Now that Rosemary is embedded with the Satanist's as the baby's doting mother, and accepted that she's spawned the Anti-Christ, I found myself hoping that will she mete out some appropriate punishment for Guy.

I'll let you know when I report on the sequel, Son of Rosemary.

(Image credits: Rich pickings at Good Reads where, as you can see, various publishers the world over have leaned heavily on the film as a source of images for their cover designs.)

Sunday 2 December 2018

Widows by Flynn & McQueen and LaPlante

Widows is potent material. It was the writing debut of former actress Lynda LaPlante and she did a fantastic job. Its first — and possibly still finest — incarnation was as British TV mini-series in 1983.

The concept is simple, and brilliant. A gang of crooks die during a heist. Their widows band together to pull off one last big score, using a plan left by the dead criminal mastermind...

A considerable success back in '83, Widows also had quite an afterlife. There was a sequel, Widows 2 in 1985, a sequel called She's Out in 1993, and an American mini-series ("They took over the family business and made out like bandits") in 2002.

It's great material and I was delighted to hear it was being made into a new feature film. I was less delighted when I learned the director was Steve McQueen.
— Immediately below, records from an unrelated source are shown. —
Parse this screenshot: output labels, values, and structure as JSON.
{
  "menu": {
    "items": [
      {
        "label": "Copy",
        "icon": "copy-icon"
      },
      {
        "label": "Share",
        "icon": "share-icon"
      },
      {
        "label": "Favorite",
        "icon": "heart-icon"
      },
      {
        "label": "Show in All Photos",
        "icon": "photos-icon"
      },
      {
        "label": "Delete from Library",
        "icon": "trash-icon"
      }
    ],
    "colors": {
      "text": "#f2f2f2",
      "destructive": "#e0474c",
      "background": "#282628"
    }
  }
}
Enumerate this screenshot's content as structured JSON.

McQueen (Shame, 12 Years a Slave) comes from a high-art background and I don't think he really understands drama, or perhaps even film. However, there's no denying he made one genius decision early on — to chose Gillian Flynn as his co-writer on the project.

Flynn wrote the novel Gone Girl and also the screenplay for the David Fincher film adaptation, both of which are stupendous. For Widows she brings a lot of richness and depth to the script, but there's a little too much coincidence in the plot for my liking.
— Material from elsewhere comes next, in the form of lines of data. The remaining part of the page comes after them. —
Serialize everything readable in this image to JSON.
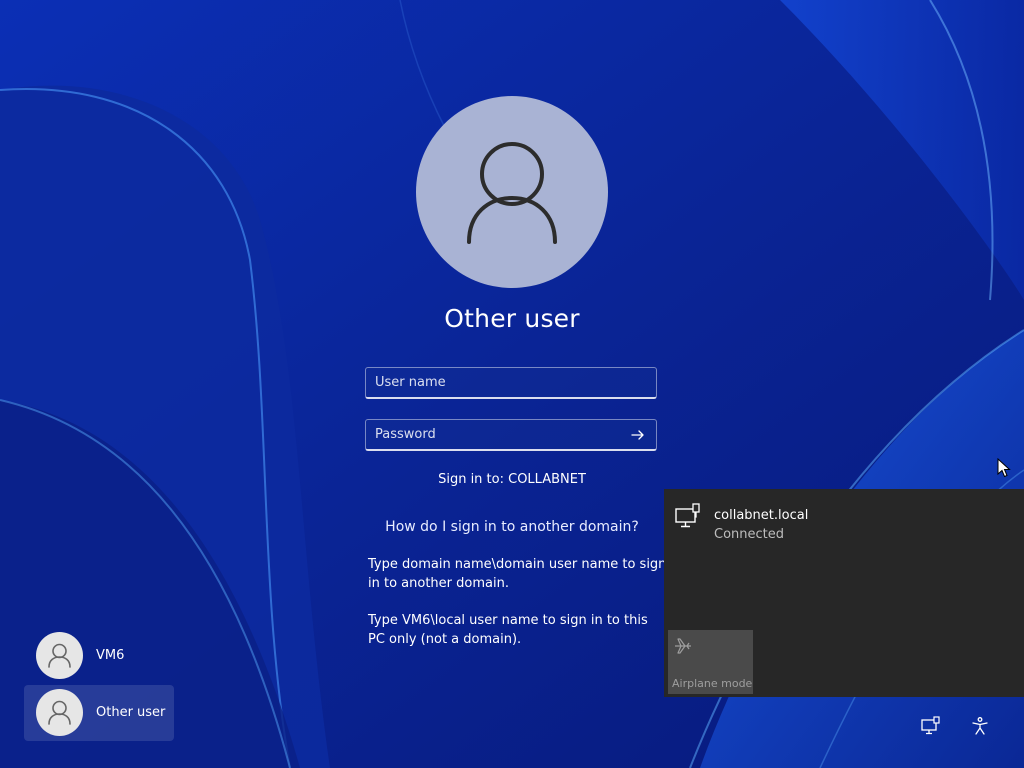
{
  "login": {
    "user_title": "Other user",
    "username_placeholder": "User name",
    "password_placeholder": "Password",
    "sign_in_to": "Sign in to: COLLABNET",
    "help_link": "How do I sign in to another domain?",
    "help_text_1": "Type domain name\\domain user name to sign in to another domain.",
    "help_text_2": "Type VM6\\local user name to sign in to this PC only (not a domain)."
  },
  "users": [
    {
      "name": "VM6",
      "selected": false
    },
    {
      "name": "Other user",
      "selected": true
    }
  ],
  "network_flyout": {
    "network_name": "collabnet.local",
    "status": "Connected",
    "airplane_label": "Airplane mode",
    "airplane_on": false
  },
  "tray": {
    "icons": [
      "network-icon",
      "accessibility-icon"
    ]
  },
  "colors": {
    "background": "#0a2aa0",
    "avatar": "#a9b3d4",
    "flyout": "#272727",
    "airplane_tile": "#4a4a4a"
  }
}
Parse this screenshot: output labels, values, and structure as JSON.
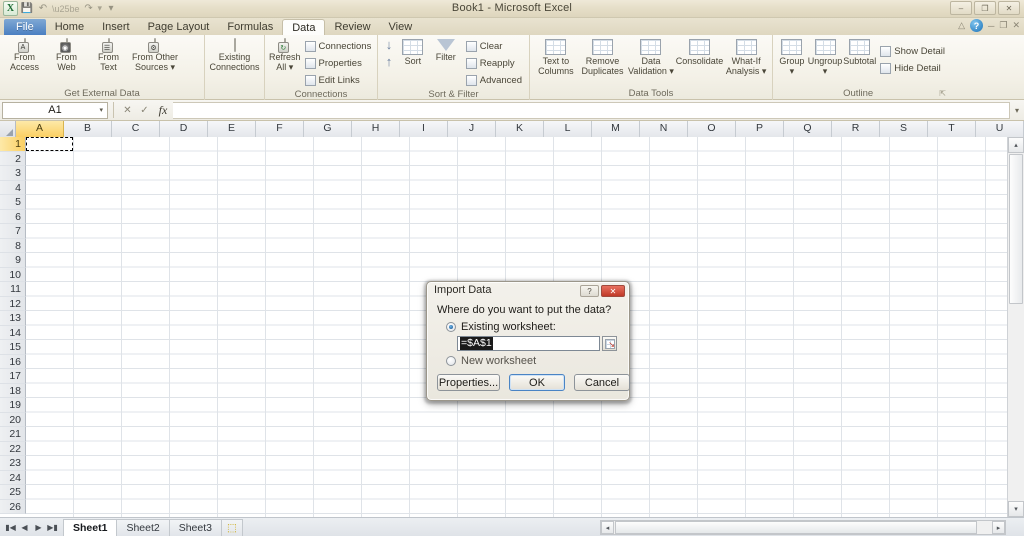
{
  "window": {
    "title": "Book1  -  Microsoft Excel",
    "logo": "excel-logo",
    "quick_access": [
      {
        "name": "save-icon",
        "glyph": "💾"
      },
      {
        "name": "undo-icon",
        "glyph": "↶"
      },
      {
        "name": "redo-icon",
        "glyph": "↷"
      },
      {
        "name": "customize-qat-icon",
        "glyph": "▾"
      }
    ],
    "controls": [
      {
        "name": "minimize-button",
        "glyph": "–"
      },
      {
        "name": "restore-button",
        "glyph": "❐"
      },
      {
        "name": "close-button",
        "glyph": "✕"
      }
    ]
  },
  "ribbon": {
    "tabs": [
      {
        "label": "File",
        "kind": "file"
      },
      {
        "label": "Home",
        "kind": "normal"
      },
      {
        "label": "Insert",
        "kind": "normal"
      },
      {
        "label": "Page Layout",
        "kind": "normal"
      },
      {
        "label": "Formulas",
        "kind": "normal"
      },
      {
        "label": "Data",
        "kind": "active"
      },
      {
        "label": "Review",
        "kind": "normal"
      },
      {
        "label": "View",
        "kind": "normal"
      }
    ],
    "minimize_ribbon_icon": "chevron-up-icon",
    "help_icon": "help-question-icon",
    "groups": [
      {
        "label": "Get External Data",
        "big_buttons": [
          {
            "label_line1": "From",
            "label_line2": "Access",
            "icon": "from-access-icon"
          },
          {
            "label_line1": "From",
            "label_line2": "Web",
            "icon": "from-web-icon"
          },
          {
            "label_line1": "From",
            "label_line2": "Text",
            "icon": "from-text-icon"
          },
          {
            "label_line1": "From Other",
            "label_line2": "Sources ▾",
            "icon": "from-other-sources-icon"
          }
        ]
      },
      {
        "label": "",
        "big_buttons": [
          {
            "label_line1": "Existing",
            "label_line2": "Connections",
            "icon": "existing-connections-icon"
          }
        ]
      },
      {
        "label": "Connections",
        "big_buttons": [
          {
            "label_line1": "Refresh",
            "label_line2": "All ▾",
            "icon": "refresh-all-icon"
          }
        ],
        "small_buttons": [
          {
            "label": "Connections",
            "icon": "connections-icon"
          },
          {
            "label": "Properties",
            "icon": "properties-icon"
          },
          {
            "label": "Edit Links",
            "icon": "edit-links-icon"
          }
        ]
      },
      {
        "label": "Sort & Filter",
        "sort_buttons": [
          {
            "label": "",
            "icon": "sort-ascending-icon"
          },
          {
            "label": "",
            "icon": "sort-descending-icon"
          }
        ],
        "big_buttons": [
          {
            "label_line1": "",
            "label_line2": "Sort",
            "icon": "sort-icon"
          },
          {
            "label_line1": "",
            "label_line2": "Filter",
            "icon": "filter-icon"
          }
        ],
        "small_buttons": [
          {
            "label": "Clear",
            "icon": "clear-filter-icon"
          },
          {
            "label": "Reapply",
            "icon": "reapply-filter-icon"
          },
          {
            "label": "Advanced",
            "icon": "advanced-filter-icon"
          }
        ]
      },
      {
        "label": "Data Tools",
        "big_buttons": [
          {
            "label_line1": "Text to",
            "label_line2": "Columns",
            "icon": "text-to-columns-icon"
          },
          {
            "label_line1": "Remove",
            "label_line2": "Duplicates",
            "icon": "remove-duplicates-icon"
          },
          {
            "label_line1": "Data",
            "label_line2": "Validation ▾",
            "icon": "data-validation-icon"
          },
          {
            "label_line1": "",
            "label_line2": "Consolidate",
            "icon": "consolidate-icon"
          },
          {
            "label_line1": "What-If",
            "label_line2": "Analysis ▾",
            "icon": "what-if-analysis-icon"
          }
        ]
      },
      {
        "label": "Outline",
        "dialog_launcher": "⬌",
        "big_buttons": [
          {
            "label_line1": "",
            "label_line2": "Group ▾",
            "icon": "group-icon"
          },
          {
            "label_line1": "",
            "label_line2": "Ungroup ▾",
            "icon": "ungroup-icon"
          },
          {
            "label_line1": "",
            "label_line2": "Subtotal",
            "icon": "subtotal-icon"
          }
        ],
        "small_buttons": [
          {
            "label": "Show Detail",
            "icon": "show-detail-icon"
          },
          {
            "label": "Hide Detail",
            "icon": "hide-detail-icon"
          }
        ]
      }
    ]
  },
  "formula_bar": {
    "name_box_value": "A1",
    "name_box_caret": "▾",
    "cancel_icon": "cancel-icon",
    "enter_icon": "enter-icon",
    "fx_label": "fx",
    "formula_value": "",
    "expand_icon": "▾"
  },
  "grid": {
    "columns": [
      "A",
      "B",
      "C",
      "D",
      "E",
      "F",
      "G",
      "H",
      "I",
      "J",
      "K",
      "L",
      "M",
      "N",
      "O",
      "P",
      "Q",
      "R",
      "S",
      "T",
      "U"
    ],
    "selected_column": "A",
    "rows": [
      1,
      2,
      3,
      4,
      5,
      6,
      7,
      8,
      9,
      10,
      11,
      12,
      13,
      14,
      15,
      16,
      17,
      18,
      19,
      20,
      21,
      22,
      23,
      24,
      25,
      26
    ],
    "selected_row": 1,
    "active_cell": "A1",
    "active_cell_value": "",
    "scroll_up_icon": "▴",
    "scroll_down_icon": "▾",
    "scroll_left_icon": "◂",
    "scroll_right_icon": "▸"
  },
  "sheet_bar": {
    "nav_buttons": [
      {
        "name": "first-sheet-button",
        "glyph": "⏮"
      },
      {
        "name": "prev-sheet-button",
        "glyph": "◀"
      },
      {
        "name": "next-sheet-button",
        "glyph": "▶"
      },
      {
        "name": "last-sheet-button",
        "glyph": "⏭"
      }
    ],
    "tabs": [
      {
        "label": "Sheet1",
        "active": true
      },
      {
        "label": "Sheet2",
        "active": false
      },
      {
        "label": "Sheet3",
        "active": false
      }
    ],
    "insert_sheet_label": "⬚",
    "insert_sheet_name": "insert-worksheet-icon"
  },
  "dialog": {
    "title": "Import Data",
    "help_glyph": "?",
    "close_glyph": "✕",
    "question": "Where do you want to put the data?",
    "options": [
      {
        "label": "Existing worksheet:",
        "selected": true,
        "name": "existing-worksheet-radio"
      },
      {
        "label": "New worksheet",
        "selected": false,
        "name": "new-worksheet-radio"
      }
    ],
    "reference_value": "=$A$1",
    "reference_selected": true,
    "range_picker_icon": "range-selector-icon",
    "buttons": [
      {
        "label": "Properties...",
        "name": "properties-button",
        "default": false
      },
      {
        "label": "OK",
        "name": "ok-button",
        "default": true
      },
      {
        "label": "Cancel",
        "name": "cancel-button",
        "default": false
      }
    ]
  },
  "colors": {
    "accent": "#4a7fc1",
    "selection_header": "#fbcf63",
    "dialog_close": "#c03a28",
    "default_button_border": "#4a84c4"
  }
}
The new film is well worth seeing, but it's frustrating. Every time it really starts to burn with excitement, McQueen throws a shovel full of sand on the fire, so to speak. The trouble is, he's trying so hard to be arty...

For example, there's a whirling circular tracking shot which makes the audience feel sea sick. 
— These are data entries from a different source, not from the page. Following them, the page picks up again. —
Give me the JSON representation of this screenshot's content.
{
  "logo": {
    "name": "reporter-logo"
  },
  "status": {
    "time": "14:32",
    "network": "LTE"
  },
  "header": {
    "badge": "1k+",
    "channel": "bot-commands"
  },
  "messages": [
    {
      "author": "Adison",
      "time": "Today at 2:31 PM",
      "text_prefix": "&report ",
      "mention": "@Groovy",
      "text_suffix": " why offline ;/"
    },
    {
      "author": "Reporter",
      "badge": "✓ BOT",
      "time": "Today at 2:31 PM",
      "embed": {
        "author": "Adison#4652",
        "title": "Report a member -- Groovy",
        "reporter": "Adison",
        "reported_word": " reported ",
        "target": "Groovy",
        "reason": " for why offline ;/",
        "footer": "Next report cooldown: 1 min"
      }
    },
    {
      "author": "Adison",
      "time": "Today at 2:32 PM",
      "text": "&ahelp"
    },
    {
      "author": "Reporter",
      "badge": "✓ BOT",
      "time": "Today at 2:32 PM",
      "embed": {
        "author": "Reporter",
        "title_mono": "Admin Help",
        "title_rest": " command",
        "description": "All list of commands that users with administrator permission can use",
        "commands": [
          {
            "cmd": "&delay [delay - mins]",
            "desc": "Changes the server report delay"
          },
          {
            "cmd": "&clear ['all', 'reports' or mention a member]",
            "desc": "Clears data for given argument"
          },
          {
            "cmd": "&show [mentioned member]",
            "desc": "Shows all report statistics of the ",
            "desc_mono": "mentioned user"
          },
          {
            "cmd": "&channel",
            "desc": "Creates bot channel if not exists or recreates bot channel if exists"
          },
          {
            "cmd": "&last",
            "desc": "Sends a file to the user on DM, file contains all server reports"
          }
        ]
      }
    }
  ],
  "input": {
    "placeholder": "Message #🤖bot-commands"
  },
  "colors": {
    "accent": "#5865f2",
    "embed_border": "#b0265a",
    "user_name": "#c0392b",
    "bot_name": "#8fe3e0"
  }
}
And also a fixed camera sequence, shot continuously and in real time, where we are stuck outside a car and unable to see the people speaking inside — a corrupt politician Jack Mulligan (Colin Farrell) and his decorative fixer Siobhan (Molly Kuntz).

There's some great dialogue here but it just doesn't work because we can't see Mulligan or Siobhan. It's an amazingly frustrating scene, and seems to break basic rules of film making.

Now, this was a careful and deliberate decision by McQueen, who wanted to show what a short drive it is from a poverty-stricken neighbourhood of Chicago to Mulligan's posh suburban home.

Fair enough. Keep the camera mounted on the hood of the car. But don't make the vehicle a chauffeur driven limo with opaque smoked glass windows. Make it a car with windows we can see through and stick Farrell and Kuntz in the front — it makes perfect sense that Mulligan would drive himself in a less flashy vehicle, because he's just put on his man-of-the-people act.

As I say, Widows is frustrating. It's good, but it could have been great. Art films and thrillers need not be incompatible — look at John Boorman's Point Blank, a movie which shows just how far short Widows falls short.

(Image credits: Very thin pickings — just three variations of  effectively the same poster — at Imp Awards. The Blu-ray cover of the original British mini series is from Network, who have a great catalogue and frequent sales. The poster for the 2002 US remake of the mini-series — which was directed by Geoffrey Sax, a very nice chap — is from IMDB.)